Merry CHRISTmas to you.  This time of year is often characterized as a time of love.  We see the ads on television showing the exchange of diamonds and jewelry … traditional signs of love.  We also see relatives and friends piling through front doors for parties … bringing their love with them. But the kind of love these things show is not necessarily the love this Fourth Sunday in Advent is all about. This week, the week before Christmas, is the week we light the “love” candle. However, this kind of “love” is not the kind of love satisfied by gifts … or good friends … or a flirtatious relationship. The “love” we celebrate today is the selfless, sacrificial love God has for His creation. The kind of love that led Him to send His only son into the world, giving Him up to death so that “whoever believes in Him should not perish, but have eternal life. (John 3:16) In just a few days, we’ll once again celebrate the birth of Jesus, the Son of God, through whom all who, by the power of the Holy Spirit, have faith, receive the Father’s gifts … forgiveness and eternal life.

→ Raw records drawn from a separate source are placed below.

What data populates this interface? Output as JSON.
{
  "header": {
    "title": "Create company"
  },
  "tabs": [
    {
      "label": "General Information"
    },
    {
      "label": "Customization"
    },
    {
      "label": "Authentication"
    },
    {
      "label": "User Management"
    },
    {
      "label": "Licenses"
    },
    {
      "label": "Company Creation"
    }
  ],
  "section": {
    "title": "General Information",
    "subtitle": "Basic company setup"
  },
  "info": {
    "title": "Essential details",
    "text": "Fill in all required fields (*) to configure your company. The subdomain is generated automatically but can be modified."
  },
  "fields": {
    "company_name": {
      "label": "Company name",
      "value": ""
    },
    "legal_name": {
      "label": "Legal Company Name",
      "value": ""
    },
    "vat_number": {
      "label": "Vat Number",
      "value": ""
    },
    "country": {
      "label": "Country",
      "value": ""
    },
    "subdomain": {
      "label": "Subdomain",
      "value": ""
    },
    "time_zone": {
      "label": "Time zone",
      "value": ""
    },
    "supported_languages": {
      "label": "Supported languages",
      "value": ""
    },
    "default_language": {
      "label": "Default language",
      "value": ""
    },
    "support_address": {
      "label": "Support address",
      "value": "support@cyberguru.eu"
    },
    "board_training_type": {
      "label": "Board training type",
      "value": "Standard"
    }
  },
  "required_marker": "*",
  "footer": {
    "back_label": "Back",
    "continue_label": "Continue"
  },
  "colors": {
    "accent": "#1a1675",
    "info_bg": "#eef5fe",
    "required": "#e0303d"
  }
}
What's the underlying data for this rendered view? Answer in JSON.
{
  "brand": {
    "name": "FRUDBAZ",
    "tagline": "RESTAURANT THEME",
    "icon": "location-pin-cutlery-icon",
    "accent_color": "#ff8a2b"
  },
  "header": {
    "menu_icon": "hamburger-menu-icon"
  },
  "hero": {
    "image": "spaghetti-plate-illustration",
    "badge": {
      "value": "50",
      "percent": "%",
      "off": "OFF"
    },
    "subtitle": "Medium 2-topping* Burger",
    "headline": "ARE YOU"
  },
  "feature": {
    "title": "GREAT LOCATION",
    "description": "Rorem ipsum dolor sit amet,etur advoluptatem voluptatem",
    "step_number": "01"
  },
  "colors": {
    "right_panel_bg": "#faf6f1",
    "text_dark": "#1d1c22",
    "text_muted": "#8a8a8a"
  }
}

Today we worship and praise God, thanking Him for His gracious gifts to us a little differently than usual.  We worship and praise Him through the words of one of the most endearing Christmas hymns ever, “O Come, O Come Immanuel”, and the special music of the Everlasting Light Cantata.  We hear God’s Word proclaimed for all through song.  Therefore, we won’t hear the scripture texts appointed for the 4th Sunday in Advent.  Nevertheless, I urge you to read through these words sometime this week; Isaiah 7:10-17, Romans 1:1-7, and Matthew 1:18-25.  In these words, God provides hope to all who believe in Him in these joyous images of His promise to show His love to His creation.  We see a glimpse of the God’s love in the promises He made through Isaiah that He would send His Son into the world to save it (Isaiah 7:10-17). We see His humble, faithful servant Joseph, filled with the Holy Spirit, willingly allowing his wife Mary to bear God’s own son (Matthew 1:18-25). Then we read Paul’s summary account of Jesus’ life and work to show His Father’s love by saving His creation (Romans 1:1-7).  

As you worship today, or hear God’s promises sung through the many great hymns of the season, listen carefully to these joyous promises God speaks to us, in song, through His messengers … His prophets, His apostles and His faithful people. Give thanks to God for His gracious presence in our lives through His Son, given to us 2000 years ago, who will return again to bring us into His kingdom.

Remember, not just this week, but throughout the year, the love God has for you … given through His Son, “Immanuel … God with Us.” Jesus Christ – fully God and fully man – foretold by the prophets of old … born to a woman named Mary … raised by a man named Joseph … given “to save His people (you and me included) from their sins (Matthew 1:21).” The greatest gift of love ever given.

                                                                                        In the Love of God,

                                                                                        Pastor Jim